This essay (Paragraph No. 25,051) discusses some of the basic legal and economic issues raised by international airline alliances. As of September 2000, there were more than 500 international alliances involving over 200 airlines. These cooperative arrangements can vary from basic agreements to honor each other's tickets to "strategic" global networks that link the big U.S. airlines with partners from Europe, Asia, and Latin America. International carriers have been seeking as a matter of high priority to become connected to one of these alliances. As the authors note, the launch of these alliances responds to a ten-year doubling in global air travel, but also has been a reaction to the constricted legal regime within which international air travel has operated for the past five decades. Taken together, these are powerful forces for change. The authors begin by considering why alliances exist, how they operate, and the advantages they create for both airlines and their passengers. This is followed by a review of the impact of American antitrust laws on alliances that include a U.S. airline, why these alliances value a grant of "antitrust immunity" from the U.S. Department of Transportation, and the U.S. government's linking of a grant of immunity to "open skies" with the foreign carrier's home country. The second part of the essay examines problems arising from the rapid growth of alliances and those created by DOT's hard-wiring of open skies agreements to antitrust immunity. The authors conclude that a new, treaty-based framework for international air transport would be an effective way to begin resolving these problems. A multilateral air transport agreement, ideally involving the United States and European Union as founding partners, would supersede the present bilateral treaties, characterized by the authors as a "straitjacketed system . . . laborious and sovereignty-obsessed." The proposed treaty would abolish the "cabotage" and "nationality" principles, and create global competition tribunals for civil aviation. In this new world order, alliances could retain their importance as a competitive weapon, but would not be used when a full-scale international merger (barred under existing laws) would be more economically desirable.

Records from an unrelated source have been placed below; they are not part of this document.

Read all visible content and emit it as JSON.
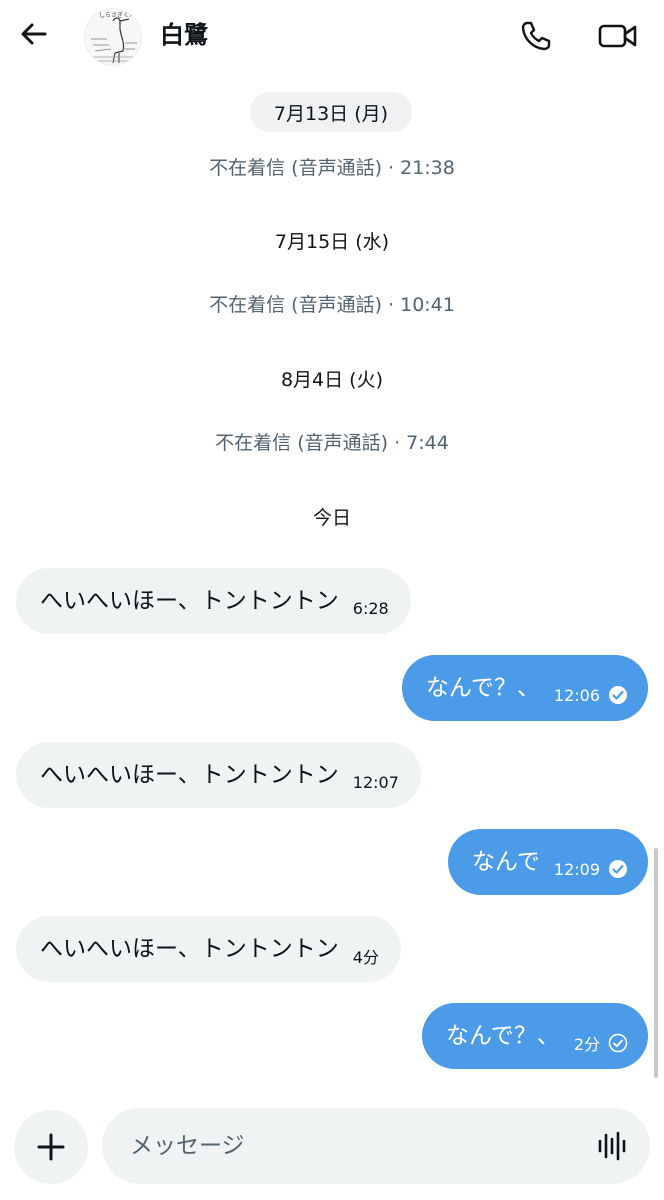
{
  "header": {
    "contact_name": "白鷺",
    "avatar_caption": "しらさぎくん"
  },
  "timeline": {
    "date_1": "7月13日 (月)",
    "missed_1": "不在着信 (音声通話) · 21:38",
    "date_2": "7月15日 (水)",
    "missed_2": "不在着信 (音声通話) · 10:41",
    "date_3": "8月4日 (火)",
    "missed_3": "不在着信 (音声通話) · 7:44",
    "date_4": "今日"
  },
  "messages": [
    {
      "direction": "in",
      "text": "へいへいほー、トントントン",
      "time": "6:28"
    },
    {
      "direction": "out",
      "text": "なんで？、",
      "time": "12:06",
      "status": "read"
    },
    {
      "direction": "in",
      "text": "へいへいほー、トントントン",
      "time": "12:07"
    },
    {
      "direction": "out",
      "text": "なんで",
      "time": "12:09",
      "status": "read"
    },
    {
      "direction": "in",
      "text": "へいへいほー、トントントン",
      "time": "4分"
    },
    {
      "direction": "out",
      "text": "なんで？、",
      "time": "2分",
      "status": "sent"
    }
  ],
  "composer": {
    "placeholder": "メッセージ"
  },
  "icons": {
    "back": "arrow-left-icon",
    "call": "phone-icon",
    "video": "video-camera-icon",
    "add": "plus-icon",
    "voice": "waveform-icon",
    "read": "check-circle-filled-icon",
    "sent": "check-circle-outline-icon"
  },
  "colors": {
    "outgoing_bubble": "#4c9be8",
    "incoming_bubble": "#eff3f4",
    "secondary_text": "#536471"
  }
}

Publication DateJanuary 1, 2004
Citation InformationBrian F. Havel; Andrew C. Eastmond, The Path to Open Skies: Transcending Global Alliances, 2001 Issues Aviation L. & Pol'y 13101, 13132 (2001-2004)